– Conifold – 2020-07-23T10:52:29.1332

I think this question is perhaps a small mis-reading. What you have written is consistent with my understanding of the matter with the exception of this the following: “the many worlds interpretation of quantum mechanics denies the measurement (there is no such thing as the measurement).”

I have never encountered this claim. What I have repeatedly encountered is that the many worlds interpretation denies the measurement

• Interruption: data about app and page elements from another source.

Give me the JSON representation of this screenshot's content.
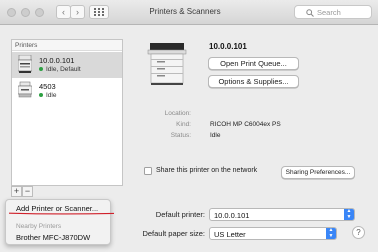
{
  "window": {
    "title": "Printers & Scanners",
    "search_placeholder": "Search"
  },
  "printers_header": "Printers",
  "printers": [
    {
      "name": "10.0.0.101",
      "status": "Idle, Default",
      "selected": true
    },
    {
      "name": "4503",
      "status": "Idle",
      "selected": false
    }
  ],
  "list_controls": {
    "add": "+",
    "remove": "−"
  },
  "detail": {
    "device_name": "10.0.0.101",
    "open_queue_label": "Open Print Queue...",
    "options_label": "Options & Supplies...",
    "location_label": "Location:",
    "location_value": "",
    "kind_label": "Kind:",
    "kind_value": "RICOH MP C6004ex PS",
    "status_label": "Status:",
    "status_value": "Idle",
    "share_label": "Share this printer on the network",
    "share_checked": false,
    "sharing_prefs_label": "Sharing Preferences..."
  },
  "defaults": {
    "default_printer_label": "Default printer:",
    "default_printer_value": "10.0.0.101",
    "paper_size_label": "Default paper size:",
    "paper_size_value": "US Letter"
  },
  "popup_menu": {
    "add_item": "Add Printer or Scanner...",
    "nearby_header": "Nearby Printers",
    "nearby_items": [
      "Brother MFC-J870DW"
    ]
  },
  "colors": {
    "accent": "#3a86f7",
    "status_idle": "#2ea043",
    "annotation": "#d0202a"
  }
}
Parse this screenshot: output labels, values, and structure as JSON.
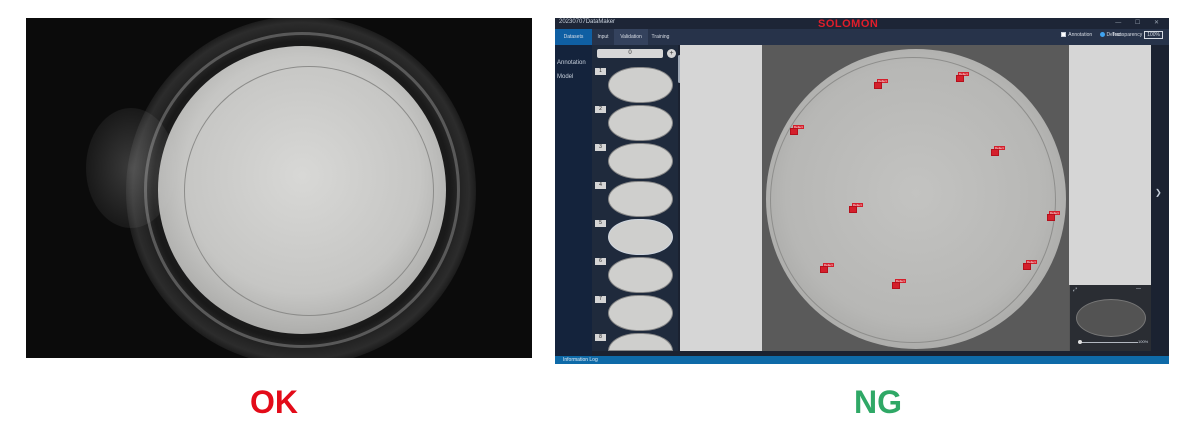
{
  "ok_panel": {
    "label": "OK",
    "label_color": "#e30b19"
  },
  "ng_panel": {
    "label": "NG",
    "label_color": "#2fa866"
  },
  "app": {
    "window_title": "20230707DataMaker",
    "brand": "SOLOMON",
    "brand_color": "#e11d2a",
    "window_controls": "— ☐ ✕",
    "tabs": [
      "Datasets",
      "Input",
      "Validation",
      "Training"
    ],
    "toolbar": {
      "annotation_label": "Annotation",
      "defect_label": "Defect",
      "transparency_label": "Transparency",
      "transparency_value": "100%"
    },
    "sidebar": [
      "Annotation",
      "Model"
    ],
    "annotation_input_value": "0",
    "add_button": "+",
    "thumbnails": [
      {
        "num": "1"
      },
      {
        "num": "2"
      },
      {
        "num": "3"
      },
      {
        "num": "4"
      },
      {
        "num": "5"
      },
      {
        "num": "6"
      },
      {
        "num": "7"
      },
      {
        "num": "8"
      }
    ],
    "defect_tag_text": "Defect",
    "defect_count": 10,
    "minimap_zoom": "100%",
    "info_log": "Information Log"
  }
}
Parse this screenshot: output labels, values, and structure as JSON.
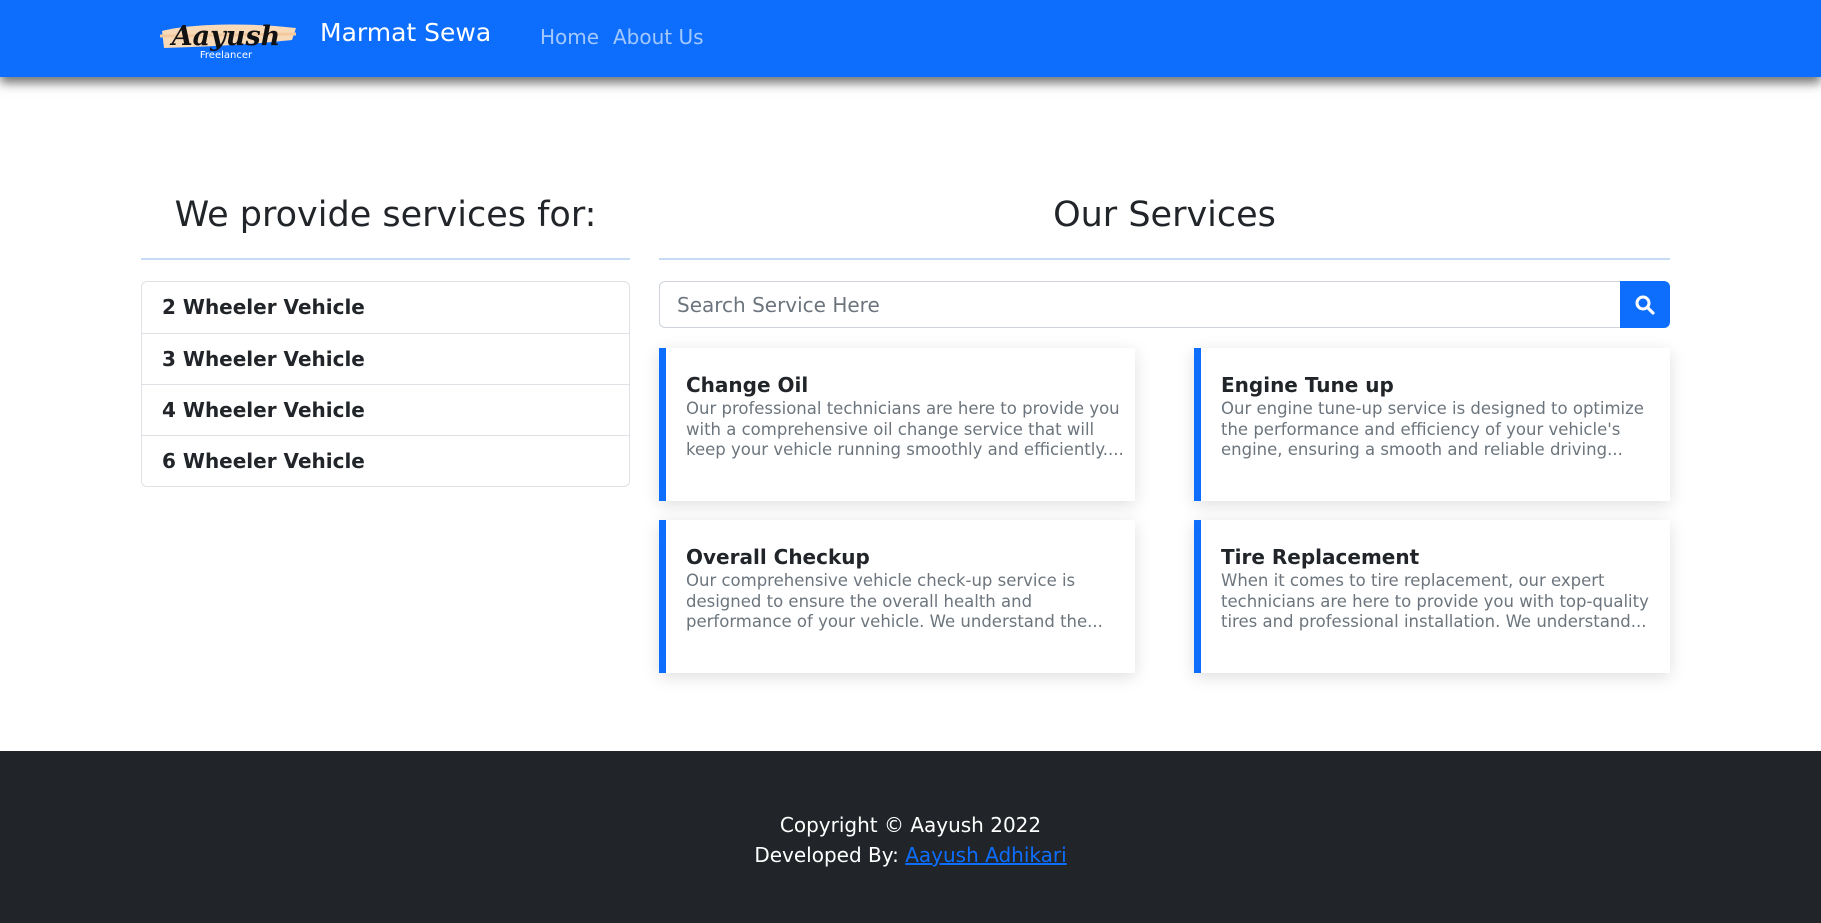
{
  "navbar": {
    "logo_text": "Aayush",
    "logo_subtext": "Freelancer",
    "brand": "Marmat Sewa",
    "links": [
      "Home",
      "About Us"
    ]
  },
  "vehicles": {
    "heading": "We provide services for:",
    "items": [
      "2 Wheeler Vehicle",
      "3 Wheeler Vehicle",
      "4 Wheeler Vehicle",
      "6 Wheeler Vehicle"
    ]
  },
  "services": {
    "heading": "Our Services",
    "search": {
      "placeholder": "Search Service Here",
      "icon": "search-icon"
    },
    "cards": [
      {
        "title": "Change Oil",
        "lines": [
          "Our professional technicians are here to provide you",
          "with a comprehensive oil change service that will",
          "keep your vehicle running smoothly and efficiently...."
        ]
      },
      {
        "title": "Engine Tune up",
        "lines": [
          "Our engine tune-up service is designed to optimize",
          "the performance and efficiency of your vehicle's",
          "engine, ensuring a smooth and reliable driving..."
        ]
      },
      {
        "title": "Overall Checkup",
        "lines": [
          "Our comprehensive vehicle check-up service is",
          "designed to ensure the overall health and",
          "performance of your vehicle. We understand the..."
        ]
      },
      {
        "title": "Tire Replacement",
        "lines": [
          "When it comes to tire replacement, our expert",
          "technicians are here to provide you with top-quality",
          "tires and professional installation. We understand..."
        ]
      }
    ]
  },
  "footer": {
    "copyright": "Copyright © Aayush 2022",
    "developed_prefix": "Developed By:",
    "developer_name": "Aayush Adhikari"
  },
  "colors": {
    "primary": "#0d6efd",
    "footer_bg": "#212529",
    "muted_text": "#6c757d"
  }
}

problem. Which means narrowly a denial of there being wave-fn collapse; not measurement, in the general sense.